A mature parrot sleeping on the floor of her cage is a serious warning sign that something is wrong.
If the feathers are fluffed up as well, a visit to the vet is needed.
The same applies if the parrot falls off its perch. These are abnormal signs.
Sleep deprivation in parrots
Some problems that might be exacerbated by lack of sleep could be feather plucking, excessive screaming, aggression and excessive fear.
A home-made effort to solve this would be to ensure the parrot has between 10- 12 hours of sleeping in a safe place.
There should be no fear of predators like humans bumbling about, noise or strong light.
If you can do that and after 10 to 14 days there’s no improvement in the unwanted symptom, you can eliminate lack of sleep from one of the causes.
Benefits of Natural Sunlight or UV Lighting
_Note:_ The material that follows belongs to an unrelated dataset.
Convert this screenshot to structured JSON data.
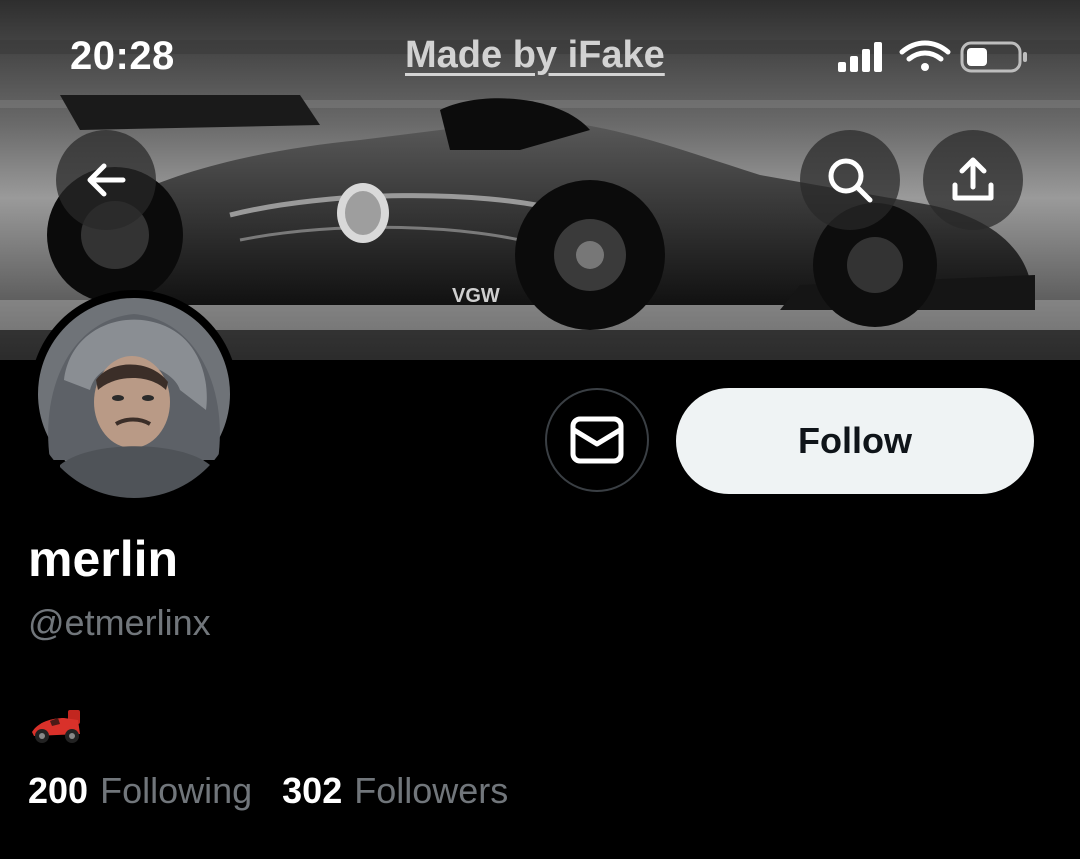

And finally, you should consider what type of light your bird is exposed to.
You should try to give your pet birds' daily exposure to UV rays emitted by the sun. Sunlight through window glass does not convey these benefits.
Being outdoors also bestows psychological benefits which is why so many us build an aviary or close in a patio.
An aviary also needs shelter either partially roofed or greenery, plant bird-safe trees or cut branches.
If you watch aviary birds’ they will on occasion take sunbaths and then sit in the shade as they would do in their native forests.
Vets agree that several hours a day of exposure to an outdoor environment conveys health benefits.
Some of these can be imitated by purchasing UV lighting for the cage or bird-room. Although there is no real substitute for natural UV and fresh air.
Naturally not everyone is able to get their bird outside, and in the winter it can be even harder. You can buy UV lights and equipment from Northern Parrots.
If you do take your bird outside, remember to place a harness on her, to ensure she’s safe. Again, harnesses can be purchased from Northern parrots.